To do: Scan the records below for the word "this". Copy each line where it appears.

Exercise data:
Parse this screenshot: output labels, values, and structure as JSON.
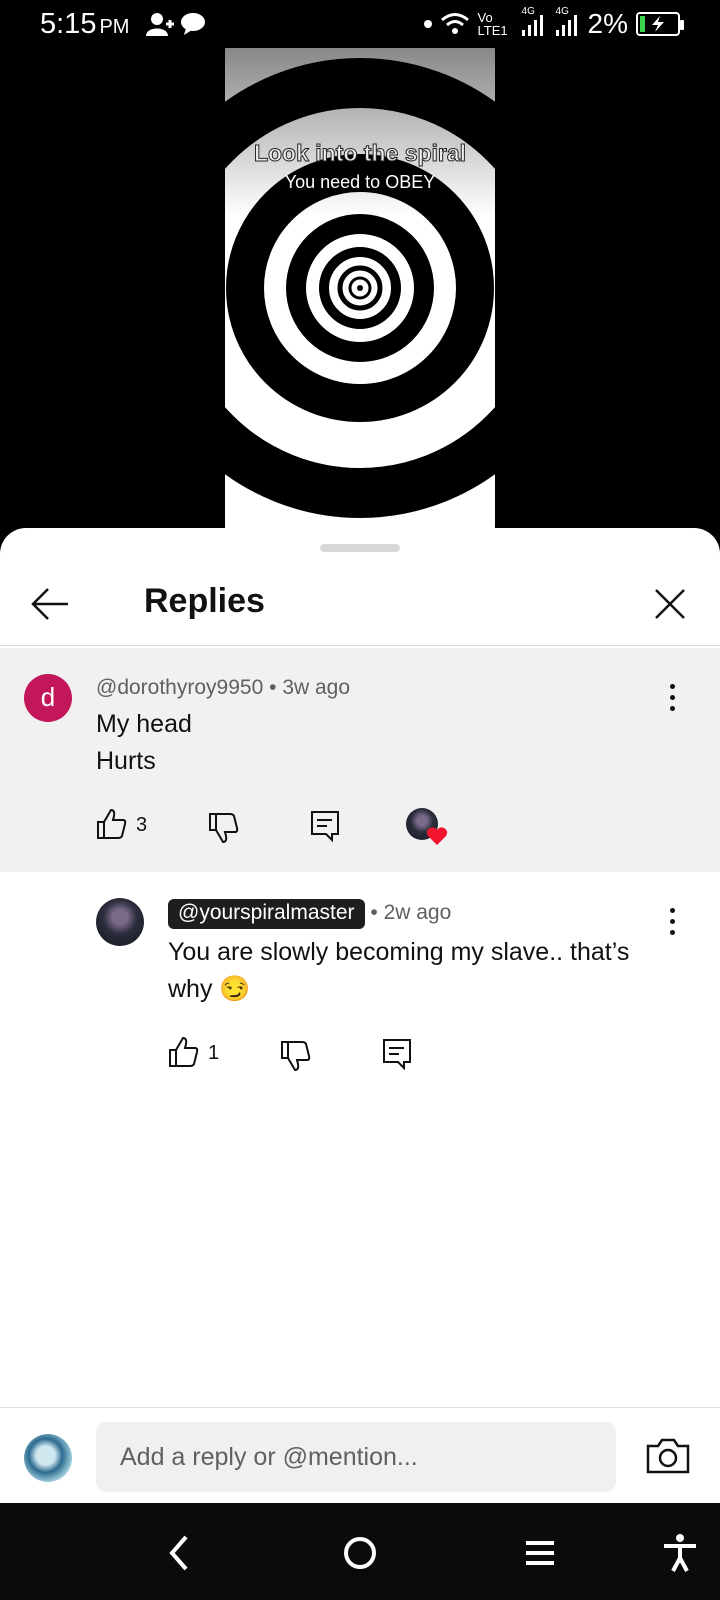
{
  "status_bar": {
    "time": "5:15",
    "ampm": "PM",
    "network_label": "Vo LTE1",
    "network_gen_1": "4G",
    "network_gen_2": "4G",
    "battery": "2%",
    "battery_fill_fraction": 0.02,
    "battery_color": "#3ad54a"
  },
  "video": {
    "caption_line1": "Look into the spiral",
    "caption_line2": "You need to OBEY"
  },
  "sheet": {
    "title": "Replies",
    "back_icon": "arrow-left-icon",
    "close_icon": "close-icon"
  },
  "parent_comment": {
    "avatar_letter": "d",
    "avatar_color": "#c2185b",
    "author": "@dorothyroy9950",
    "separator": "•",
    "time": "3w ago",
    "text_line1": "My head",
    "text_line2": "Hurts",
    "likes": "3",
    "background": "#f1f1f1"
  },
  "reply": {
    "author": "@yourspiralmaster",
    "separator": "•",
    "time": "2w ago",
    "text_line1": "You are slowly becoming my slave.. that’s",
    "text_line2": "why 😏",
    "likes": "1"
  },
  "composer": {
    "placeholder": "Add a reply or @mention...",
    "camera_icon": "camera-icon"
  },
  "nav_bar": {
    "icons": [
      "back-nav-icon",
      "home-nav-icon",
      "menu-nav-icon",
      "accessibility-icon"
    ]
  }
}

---

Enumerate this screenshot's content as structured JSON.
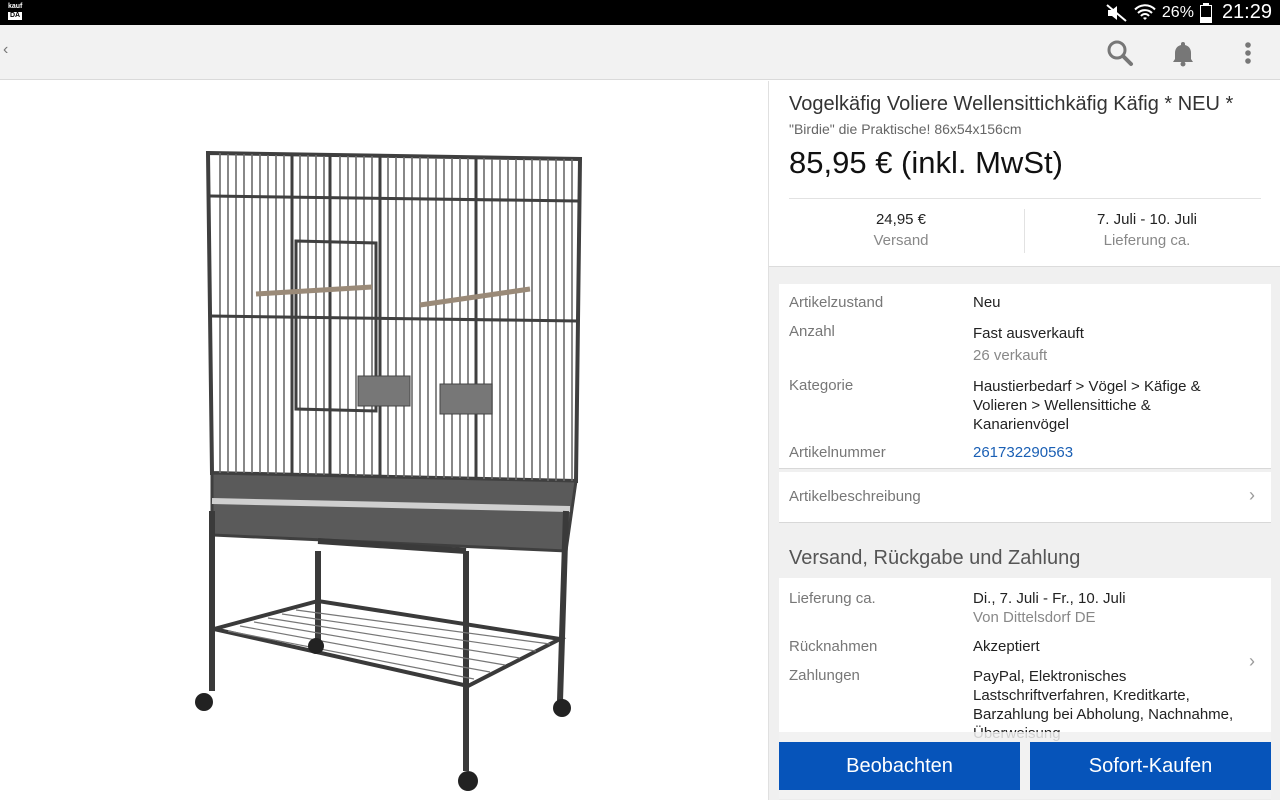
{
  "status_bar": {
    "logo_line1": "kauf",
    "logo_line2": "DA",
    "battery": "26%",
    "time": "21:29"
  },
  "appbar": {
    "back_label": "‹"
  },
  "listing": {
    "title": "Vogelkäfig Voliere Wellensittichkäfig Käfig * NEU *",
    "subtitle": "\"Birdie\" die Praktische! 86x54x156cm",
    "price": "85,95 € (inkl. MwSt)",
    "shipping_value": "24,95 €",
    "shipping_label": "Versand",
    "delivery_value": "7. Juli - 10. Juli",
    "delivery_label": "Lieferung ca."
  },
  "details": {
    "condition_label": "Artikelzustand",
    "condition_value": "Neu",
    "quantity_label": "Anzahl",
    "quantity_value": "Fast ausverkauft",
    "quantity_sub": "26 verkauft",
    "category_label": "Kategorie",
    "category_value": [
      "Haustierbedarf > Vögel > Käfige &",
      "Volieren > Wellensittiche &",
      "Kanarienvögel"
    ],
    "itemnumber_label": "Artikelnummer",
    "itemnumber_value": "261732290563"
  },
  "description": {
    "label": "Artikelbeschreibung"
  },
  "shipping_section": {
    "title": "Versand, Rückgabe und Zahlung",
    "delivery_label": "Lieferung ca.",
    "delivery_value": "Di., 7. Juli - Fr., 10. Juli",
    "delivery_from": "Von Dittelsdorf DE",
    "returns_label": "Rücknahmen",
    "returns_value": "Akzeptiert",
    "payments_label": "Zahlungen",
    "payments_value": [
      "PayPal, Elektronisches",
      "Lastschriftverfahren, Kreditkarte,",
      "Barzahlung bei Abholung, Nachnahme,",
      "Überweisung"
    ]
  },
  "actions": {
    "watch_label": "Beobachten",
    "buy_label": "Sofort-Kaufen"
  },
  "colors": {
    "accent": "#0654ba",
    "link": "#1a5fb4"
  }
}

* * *

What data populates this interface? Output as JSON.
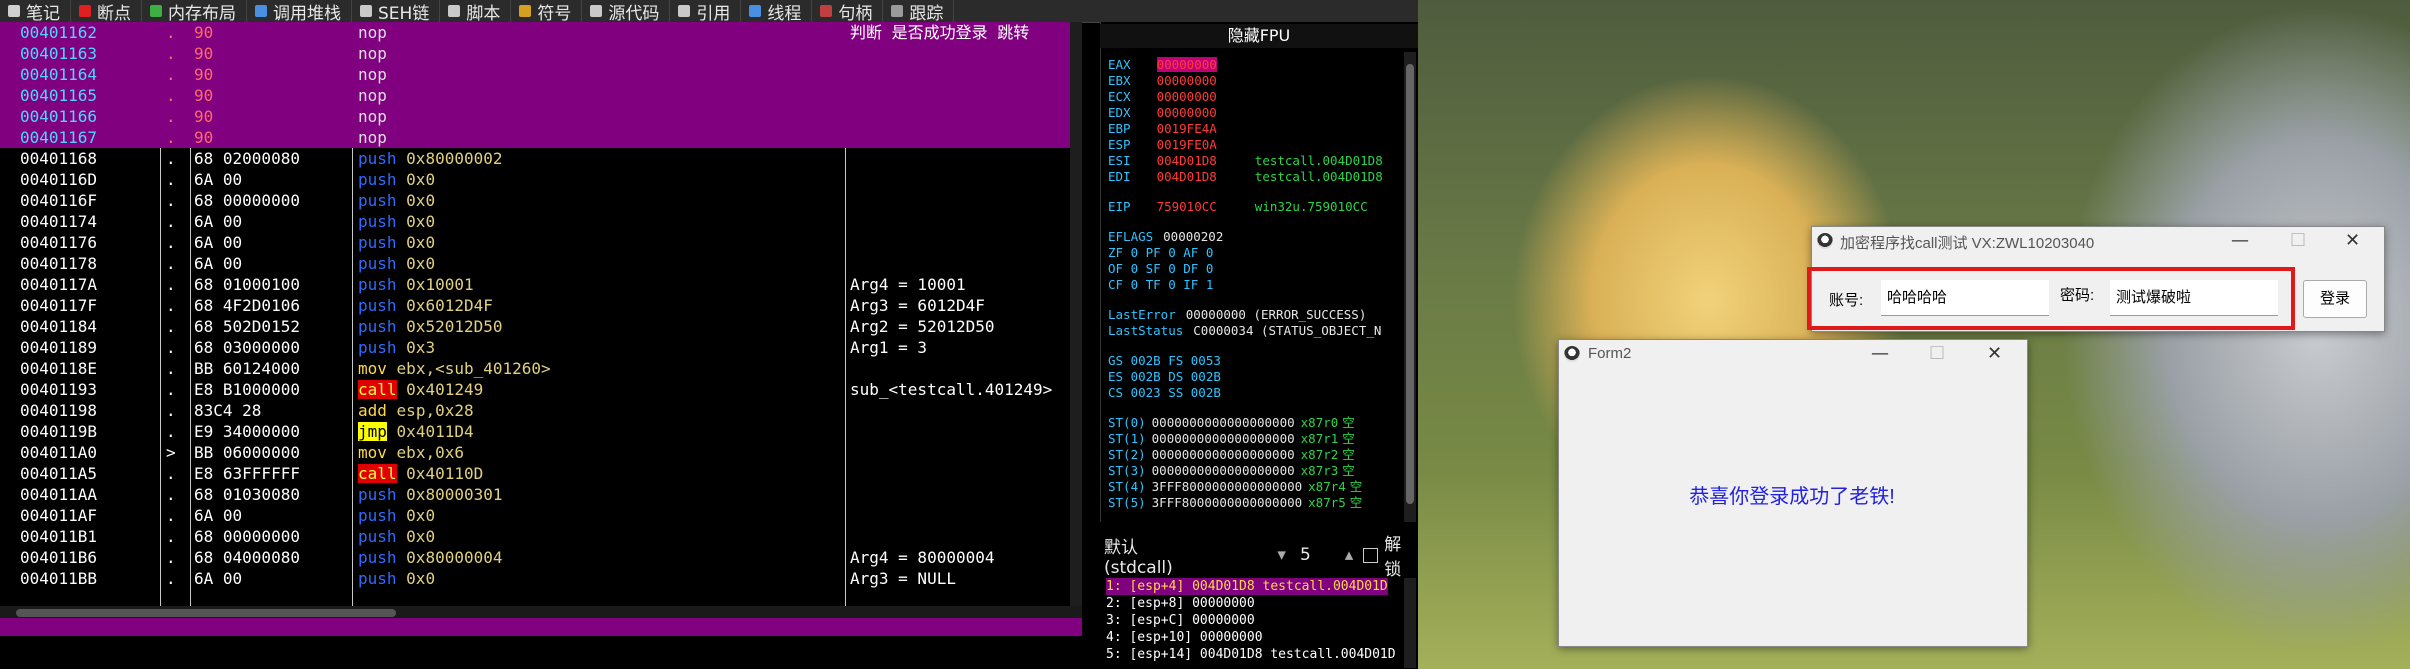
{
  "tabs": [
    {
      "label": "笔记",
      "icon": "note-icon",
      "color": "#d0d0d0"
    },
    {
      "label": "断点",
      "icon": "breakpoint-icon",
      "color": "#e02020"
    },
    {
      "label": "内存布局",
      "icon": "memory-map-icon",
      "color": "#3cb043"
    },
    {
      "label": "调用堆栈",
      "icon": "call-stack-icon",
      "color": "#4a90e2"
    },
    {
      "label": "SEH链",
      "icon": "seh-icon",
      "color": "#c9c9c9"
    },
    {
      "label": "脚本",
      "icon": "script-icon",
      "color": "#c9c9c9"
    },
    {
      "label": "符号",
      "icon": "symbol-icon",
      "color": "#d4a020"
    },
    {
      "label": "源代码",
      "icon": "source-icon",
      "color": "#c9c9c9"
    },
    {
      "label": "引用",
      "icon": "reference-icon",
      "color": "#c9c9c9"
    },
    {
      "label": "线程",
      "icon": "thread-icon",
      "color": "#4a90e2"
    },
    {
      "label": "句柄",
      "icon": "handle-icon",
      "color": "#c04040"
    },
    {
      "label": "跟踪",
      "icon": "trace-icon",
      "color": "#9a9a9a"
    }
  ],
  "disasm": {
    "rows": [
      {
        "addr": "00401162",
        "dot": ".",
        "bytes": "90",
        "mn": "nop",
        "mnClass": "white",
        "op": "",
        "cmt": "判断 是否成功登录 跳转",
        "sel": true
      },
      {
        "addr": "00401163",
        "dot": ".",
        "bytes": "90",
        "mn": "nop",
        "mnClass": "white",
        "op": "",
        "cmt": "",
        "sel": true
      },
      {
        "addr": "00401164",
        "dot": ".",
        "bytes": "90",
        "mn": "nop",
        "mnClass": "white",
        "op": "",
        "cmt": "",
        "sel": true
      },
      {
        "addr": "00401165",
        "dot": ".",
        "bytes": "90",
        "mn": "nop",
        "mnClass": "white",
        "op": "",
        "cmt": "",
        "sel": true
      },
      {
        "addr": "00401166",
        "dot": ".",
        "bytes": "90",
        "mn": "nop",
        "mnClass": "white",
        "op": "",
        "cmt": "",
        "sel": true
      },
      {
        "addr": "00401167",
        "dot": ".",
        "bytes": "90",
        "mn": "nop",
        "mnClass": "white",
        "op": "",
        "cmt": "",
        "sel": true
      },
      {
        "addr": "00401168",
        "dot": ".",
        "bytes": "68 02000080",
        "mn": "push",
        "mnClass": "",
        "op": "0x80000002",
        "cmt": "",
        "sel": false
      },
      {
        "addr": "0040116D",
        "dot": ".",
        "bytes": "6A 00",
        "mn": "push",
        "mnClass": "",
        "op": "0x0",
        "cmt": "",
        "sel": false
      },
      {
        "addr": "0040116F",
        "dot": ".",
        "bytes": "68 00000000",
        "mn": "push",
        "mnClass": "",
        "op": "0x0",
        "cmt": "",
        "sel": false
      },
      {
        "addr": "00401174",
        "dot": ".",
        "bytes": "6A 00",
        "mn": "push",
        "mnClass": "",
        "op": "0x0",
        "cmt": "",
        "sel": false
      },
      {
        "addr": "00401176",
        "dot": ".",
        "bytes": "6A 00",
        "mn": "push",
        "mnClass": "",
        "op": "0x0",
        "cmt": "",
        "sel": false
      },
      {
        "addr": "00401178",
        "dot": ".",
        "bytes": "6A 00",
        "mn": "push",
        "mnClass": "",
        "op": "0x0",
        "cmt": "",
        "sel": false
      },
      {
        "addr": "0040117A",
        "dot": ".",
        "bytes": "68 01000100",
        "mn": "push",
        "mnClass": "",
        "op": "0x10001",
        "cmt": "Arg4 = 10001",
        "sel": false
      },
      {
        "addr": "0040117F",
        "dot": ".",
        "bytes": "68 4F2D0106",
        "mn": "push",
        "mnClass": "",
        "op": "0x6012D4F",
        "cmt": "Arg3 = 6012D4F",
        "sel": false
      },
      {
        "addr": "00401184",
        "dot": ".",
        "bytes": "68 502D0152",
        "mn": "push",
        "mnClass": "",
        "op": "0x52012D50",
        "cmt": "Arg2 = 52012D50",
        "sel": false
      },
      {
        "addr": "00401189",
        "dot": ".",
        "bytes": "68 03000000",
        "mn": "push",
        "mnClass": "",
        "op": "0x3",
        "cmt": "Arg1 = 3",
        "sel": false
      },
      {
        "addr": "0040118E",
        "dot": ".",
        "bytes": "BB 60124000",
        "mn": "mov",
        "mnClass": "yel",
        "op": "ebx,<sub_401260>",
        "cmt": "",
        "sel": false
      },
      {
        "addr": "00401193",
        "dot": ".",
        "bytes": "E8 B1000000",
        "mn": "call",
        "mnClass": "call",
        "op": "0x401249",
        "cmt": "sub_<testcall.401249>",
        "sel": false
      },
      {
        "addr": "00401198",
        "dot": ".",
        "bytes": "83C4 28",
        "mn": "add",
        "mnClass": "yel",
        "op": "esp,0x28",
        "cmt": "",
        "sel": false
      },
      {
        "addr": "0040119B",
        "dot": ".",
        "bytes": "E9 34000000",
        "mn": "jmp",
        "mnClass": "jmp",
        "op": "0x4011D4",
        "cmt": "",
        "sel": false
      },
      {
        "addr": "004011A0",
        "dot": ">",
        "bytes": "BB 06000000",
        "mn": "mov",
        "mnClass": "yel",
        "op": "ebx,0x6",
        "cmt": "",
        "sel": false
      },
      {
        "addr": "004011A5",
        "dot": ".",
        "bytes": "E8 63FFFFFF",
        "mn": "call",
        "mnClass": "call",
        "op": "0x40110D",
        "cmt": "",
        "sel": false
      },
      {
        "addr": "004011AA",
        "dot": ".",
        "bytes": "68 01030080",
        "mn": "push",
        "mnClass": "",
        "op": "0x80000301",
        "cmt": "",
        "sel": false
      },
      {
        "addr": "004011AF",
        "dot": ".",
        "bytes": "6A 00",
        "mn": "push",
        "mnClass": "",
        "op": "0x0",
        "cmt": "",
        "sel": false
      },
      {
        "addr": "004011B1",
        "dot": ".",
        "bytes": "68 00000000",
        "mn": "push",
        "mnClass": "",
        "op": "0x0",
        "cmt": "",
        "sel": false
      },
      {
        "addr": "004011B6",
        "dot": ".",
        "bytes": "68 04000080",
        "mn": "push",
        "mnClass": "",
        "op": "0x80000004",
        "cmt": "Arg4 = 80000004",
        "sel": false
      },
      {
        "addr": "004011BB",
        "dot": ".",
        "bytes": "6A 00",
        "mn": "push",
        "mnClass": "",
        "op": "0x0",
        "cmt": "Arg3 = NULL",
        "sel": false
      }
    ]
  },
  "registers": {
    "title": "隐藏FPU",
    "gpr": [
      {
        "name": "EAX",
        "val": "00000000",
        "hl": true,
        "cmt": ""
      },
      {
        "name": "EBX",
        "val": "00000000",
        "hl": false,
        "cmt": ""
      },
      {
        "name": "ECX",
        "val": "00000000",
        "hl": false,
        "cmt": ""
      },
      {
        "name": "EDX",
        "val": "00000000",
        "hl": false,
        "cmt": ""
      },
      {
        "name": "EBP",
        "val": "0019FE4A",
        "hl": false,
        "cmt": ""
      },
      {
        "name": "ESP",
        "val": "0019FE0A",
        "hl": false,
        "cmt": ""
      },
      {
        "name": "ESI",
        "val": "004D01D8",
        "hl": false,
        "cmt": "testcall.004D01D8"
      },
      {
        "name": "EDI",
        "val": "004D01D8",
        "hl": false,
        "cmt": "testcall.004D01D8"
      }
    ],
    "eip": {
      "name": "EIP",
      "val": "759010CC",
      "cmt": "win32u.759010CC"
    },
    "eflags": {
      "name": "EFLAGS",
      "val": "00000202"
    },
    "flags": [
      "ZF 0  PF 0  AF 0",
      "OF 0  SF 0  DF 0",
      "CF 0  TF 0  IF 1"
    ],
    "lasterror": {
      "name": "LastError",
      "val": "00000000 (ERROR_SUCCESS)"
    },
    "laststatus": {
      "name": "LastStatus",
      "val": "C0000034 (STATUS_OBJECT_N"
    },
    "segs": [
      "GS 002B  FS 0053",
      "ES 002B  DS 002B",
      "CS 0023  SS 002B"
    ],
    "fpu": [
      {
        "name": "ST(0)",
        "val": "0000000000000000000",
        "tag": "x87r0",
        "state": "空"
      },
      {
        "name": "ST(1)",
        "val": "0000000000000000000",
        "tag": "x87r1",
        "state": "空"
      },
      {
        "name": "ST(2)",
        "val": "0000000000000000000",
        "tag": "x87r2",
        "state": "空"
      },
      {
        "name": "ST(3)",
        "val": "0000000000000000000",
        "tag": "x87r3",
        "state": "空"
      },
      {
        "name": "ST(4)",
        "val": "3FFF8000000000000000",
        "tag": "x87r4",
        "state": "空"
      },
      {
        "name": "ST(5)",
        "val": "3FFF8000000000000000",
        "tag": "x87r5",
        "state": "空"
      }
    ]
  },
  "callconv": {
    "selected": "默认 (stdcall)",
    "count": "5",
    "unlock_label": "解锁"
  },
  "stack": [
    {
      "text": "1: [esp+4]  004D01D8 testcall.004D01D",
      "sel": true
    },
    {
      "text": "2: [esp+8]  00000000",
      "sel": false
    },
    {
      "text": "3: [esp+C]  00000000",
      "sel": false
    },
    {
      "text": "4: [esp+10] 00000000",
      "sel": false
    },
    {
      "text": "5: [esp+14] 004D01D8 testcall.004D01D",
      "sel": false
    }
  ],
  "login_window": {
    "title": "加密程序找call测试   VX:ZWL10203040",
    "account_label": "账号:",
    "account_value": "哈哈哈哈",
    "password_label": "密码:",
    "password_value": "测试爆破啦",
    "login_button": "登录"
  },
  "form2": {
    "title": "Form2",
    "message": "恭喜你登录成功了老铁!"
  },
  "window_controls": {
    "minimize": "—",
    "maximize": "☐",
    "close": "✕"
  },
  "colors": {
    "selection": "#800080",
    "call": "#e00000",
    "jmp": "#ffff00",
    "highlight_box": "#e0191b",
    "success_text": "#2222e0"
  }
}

Answer:
Parse this screenshot: output labels, values, and structure as JSON.
Enumerate this screenshot's content as structured JSON.
What data populates this interface? Output as JSON.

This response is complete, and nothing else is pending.